The line officially received its charter in 1954, thc 'C' standing for Carl, Pieper's middle name (and the name his family uses), and the 'E' for his wife, Emily. Carl, known as "Ellie" by his shopmates at Graphic Color Plate Inc. in Stamford, is president of the line. Emily is vice president in charge of the president and is supervisor of dining cars, which keeps her busy on Friday nights when youngsters living in Norwalk, Conn., now numhering seven, come to work as the railroad's work "crew."
Every Friday, at 9:15 p. m., Pieper orders a "soda break" for his helper. A train bell weighing 300 pounds is struck to signal arrival of the soda and cookies - supplied hy Emily in her official capacity. After the soda break, thcy do no more actual work on the line, but operate six trains at once from the master control board. A fascinating pattern of motion, sound and light from the illuminated cars holds the viewer's attention. The engines puffing and chugging, signal lights blinking, crossing gates opening and closing, whistles blowing and the smoke and din is something to hehold. When the basement lights are all turned out, and the only illumination comes from the trains and signals themselves, the onlooker can easily become hypnotized. While Emily had encouraged Carl to bring his few trains out of moth balls (continued).
There's much more...
PS Sorry for the typos, the OCR isn't perfect.
I spoke to a friend of mine (Jim Cohen). He'd seen the layout and said it was by far the largest he had ever seen. He said that there was at least a half mile of track. I scanned in the whole article and did some optical character recognition. Ergo, here is the article and captions.

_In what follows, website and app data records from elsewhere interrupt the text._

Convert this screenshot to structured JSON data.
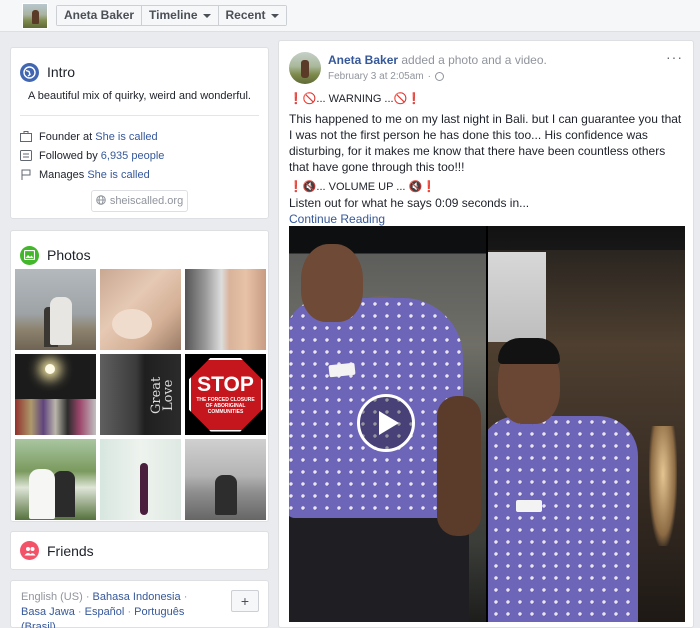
{
  "header": {
    "profile_name": "Aneta Baker",
    "timeline_label": "Timeline",
    "recent_label": "Recent"
  },
  "intro": {
    "title": "Intro",
    "description": "A beautiful mix of quirky, weird and wonderful.",
    "founder_prefix": "Founder at",
    "founder_link": "She is called",
    "followed_prefix": "Followed by",
    "followed_link": "6,935 people",
    "manages_prefix": "Manages",
    "manages_link": "She is called",
    "website": "sheiscalled.org"
  },
  "photos": {
    "title": "Photos",
    "tiles": [
      {
        "icon": "photo-couple-field"
      },
      {
        "icon": "photo-mother-baby"
      },
      {
        "icon": "photo-selfie"
      },
      {
        "icon": "photo-stage-group"
      },
      {
        "icon": "photo-great-love-poster",
        "text": "Great Love"
      },
      {
        "icon": "photo-stop-sign",
        "big": "STOP",
        "small": "THE FORCED CLOSURE OF ABORIGINAL COMMUNITIES"
      },
      {
        "icon": "photo-wedding"
      },
      {
        "icon": "photo-woman-dress"
      },
      {
        "icon": "photo-couple-beach"
      }
    ]
  },
  "friends": {
    "title": "Friends"
  },
  "languages": {
    "current": "English (US)",
    "options": [
      "Bahasa Indonesia",
      "Basa Jawa",
      "Español",
      "Português (Brasil)"
    ],
    "add_label": "+"
  },
  "post": {
    "author": "Aneta Baker",
    "action": "added a photo and a video.",
    "date": "February 3 at 2:05am",
    "date_sep": "·",
    "more_label": "···",
    "warning_line": "❗🚫... WARNING ...🚫❗",
    "body_text": "This happened to me on my last night in Bali. but I can guarantee you that I was not the first person he has done this too... His confidence was disturbing, for it makes me know that there have been countless others that have gone through this too!!!",
    "volume_line": "❗🔇... VOLUME UP ... 🔇❗",
    "listen_line": "Listen out for what he says 0:09 seconds in...",
    "continue_label": "Continue Reading"
  },
  "colors": {
    "link": "#365899",
    "background": "#e9ebee",
    "intro_icon": "#4267b2",
    "photos_icon": "#42b72a",
    "friends_icon": "#f35369"
  }
}
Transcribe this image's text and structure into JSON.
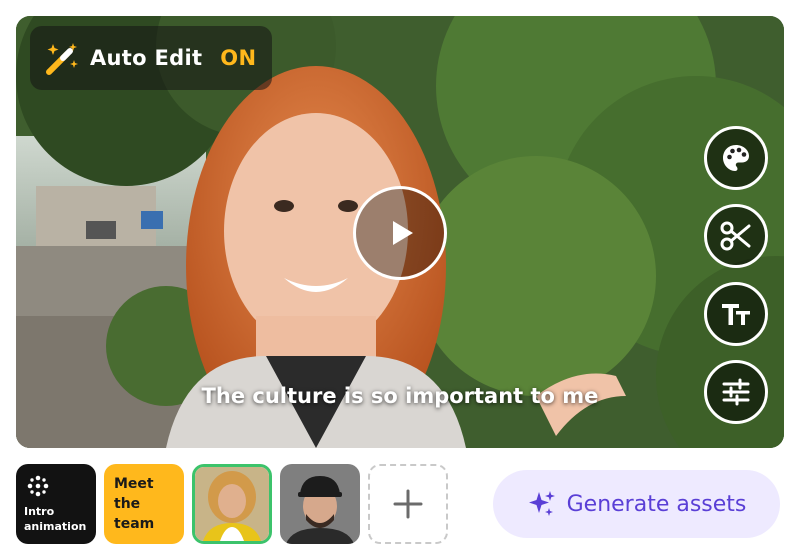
{
  "auto_edit": {
    "label": "Auto Edit",
    "status": "ON",
    "icon": "magic-wand-icon",
    "status_color": "#ffb81c"
  },
  "video": {
    "caption": "The culture is so important to me",
    "play_icon": "play-icon"
  },
  "side_tools": [
    {
      "name": "palette-icon"
    },
    {
      "name": "scissors-icon"
    },
    {
      "name": "text-size-icon"
    },
    {
      "name": "sliders-icon"
    }
  ],
  "thumbnails": {
    "intro": {
      "label_line1": "Intro",
      "label_line2": "animation"
    },
    "meet": {
      "label_line1": "Meet",
      "label_line2": "the",
      "label_line3": "team"
    },
    "add_icon": "plus-icon"
  },
  "generate": {
    "label": "Generate assets",
    "icon": "sparkles-icon",
    "color": "#5a3fd6",
    "background": "#eeeaff"
  },
  "colors": {
    "accent_green": "#3cc36b",
    "accent_yellow": "#ffb81c"
  }
}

"MODEL TRAINS (AND BOY'S JOY) UNLIMITED. Typical of youngsters (of all ages) was the response of then seven year old Jefferson Moody when he first saw the world's largest model railroad, owned by Stamford Local 90P member E. Carl Pieper. Jeff was with his father, Managing Editor William Moody of the Graphic Arts Unionist, when he covered the story for the magazine. Jeff now has a lifetime C & E pass No. 209 "good for transportation on all trains, subject to conditions and rules started by the company". Jeff is now eager to "join the crew" of local youngsters who spend several hours of their time "working on the railroad" every Friday night."
Saturday, November 05, 2005
I probably shouldn't watch auctions and try to fix shorts in my track at the same time. It's my own damn fault, I need to get the track off the floor. I've stepped on it at least 6 times and I have a feeling the steel rails are saying something like "if this fat bastard steps on me again I'm going to send his precious Ives set into the friggin closet!". I already have an orange mark on my wall where a Hiawatha kicked off the track and took out a chunk of trim on the wall. As long as the train wasn't damaged!!